Investment News and Views, Direct from Our Team.

The beauty and the beast in the imbalance of greed and fear.

Greed is often fleeting and flamboyantly self destructive. Fear is disturbingly more permanent and soul destroying.

Those that brag of profits made in their current leveraged escapades will likely cower to the overriding weight of fear in the not too distant future.

I foolishly denied the possibility of greed spreading as much as it has. I believe this may be a temporarily mistake, however few understand the potential for the grasps of fear to pull them below any rational levels for permanent life destroying loss.

When fear grips, rationality has as much place in markets as it does in manic bubble times.

For someone who saw this frantic panic in 2012 in the US property markets and bought large four bedroom houses for the equivalent balance of a credit card, I can assure you the downside is not the small ten or twenty percent range most experts will assure.

Greed is not permanent, whereas fear can perversely remain the dominant force of investors for the remainder of their lives. For those that have ever seen the spending and borrowing habits of survivors of the great depression, they easily understand the permanence of fear versus the ephemeral nature of greed.

The current mania in leveraged property and bank stocks is a low probability of having a fairy tale ending. Having the highest mortgage and personal debt levels in the world moving into one of the worst structural declines in many decades looks very scary to those that price risk rationally.
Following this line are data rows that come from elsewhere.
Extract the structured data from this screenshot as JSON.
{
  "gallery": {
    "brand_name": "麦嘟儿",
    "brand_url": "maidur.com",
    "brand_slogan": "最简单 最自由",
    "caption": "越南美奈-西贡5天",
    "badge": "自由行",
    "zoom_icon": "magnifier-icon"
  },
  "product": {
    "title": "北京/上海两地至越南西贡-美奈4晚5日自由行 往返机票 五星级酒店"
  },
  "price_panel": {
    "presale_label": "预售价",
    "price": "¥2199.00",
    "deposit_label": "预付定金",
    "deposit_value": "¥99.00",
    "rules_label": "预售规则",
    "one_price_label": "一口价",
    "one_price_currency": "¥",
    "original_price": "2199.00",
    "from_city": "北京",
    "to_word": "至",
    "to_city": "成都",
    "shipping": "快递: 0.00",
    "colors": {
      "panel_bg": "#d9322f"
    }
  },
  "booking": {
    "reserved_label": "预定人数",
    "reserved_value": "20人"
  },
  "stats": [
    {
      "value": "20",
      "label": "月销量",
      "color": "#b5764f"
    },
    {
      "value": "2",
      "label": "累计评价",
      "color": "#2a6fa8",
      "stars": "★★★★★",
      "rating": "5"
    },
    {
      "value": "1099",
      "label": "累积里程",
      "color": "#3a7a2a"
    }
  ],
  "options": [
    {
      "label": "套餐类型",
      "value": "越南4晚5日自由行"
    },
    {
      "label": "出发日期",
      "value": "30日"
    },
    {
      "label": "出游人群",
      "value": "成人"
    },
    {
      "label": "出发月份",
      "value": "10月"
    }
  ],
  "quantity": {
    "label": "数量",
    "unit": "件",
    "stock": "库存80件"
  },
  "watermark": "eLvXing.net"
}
I have recently been describing what is likely coming to Australia as a horror movie. I have no idea how revolting the horror is likely to be and no one does, however I am actively moving to allow my clients to be sitting in the audience with a bag of deliciously salty popcorn rather than acting as a main character in the movie. The majority of Australians are fighting for a lead role.

If the Australian dollar falls precipitously to levels seen before the mining boom of closer to 50c, then Australia may dodge the disastrous outcomes of previous property bubbles of similar metrics. Sadly, this is looking less likely as the world enacts insane negative interest rate policies. Glen Stevens needs to be wearing a tin foil hat to compete with his reserve bank peers. So far he looks far too sane.

The exact timing of fear and greed is impossible to predict. The yin and yang nature is absolute. There has never been a permanent market obsessed with greed that has not been trounced by fear at some point. Those that allocate capital with the assumption that 17 years of greed is permanent will be destroyed at some point in the near future.

I certainly wouldn’t bet my entire financial future as many are doing on the permanence of greed. Particularly when there are still a few places to invest where fear slightly outweighs greed. “Few” and “slightly” being the operative words.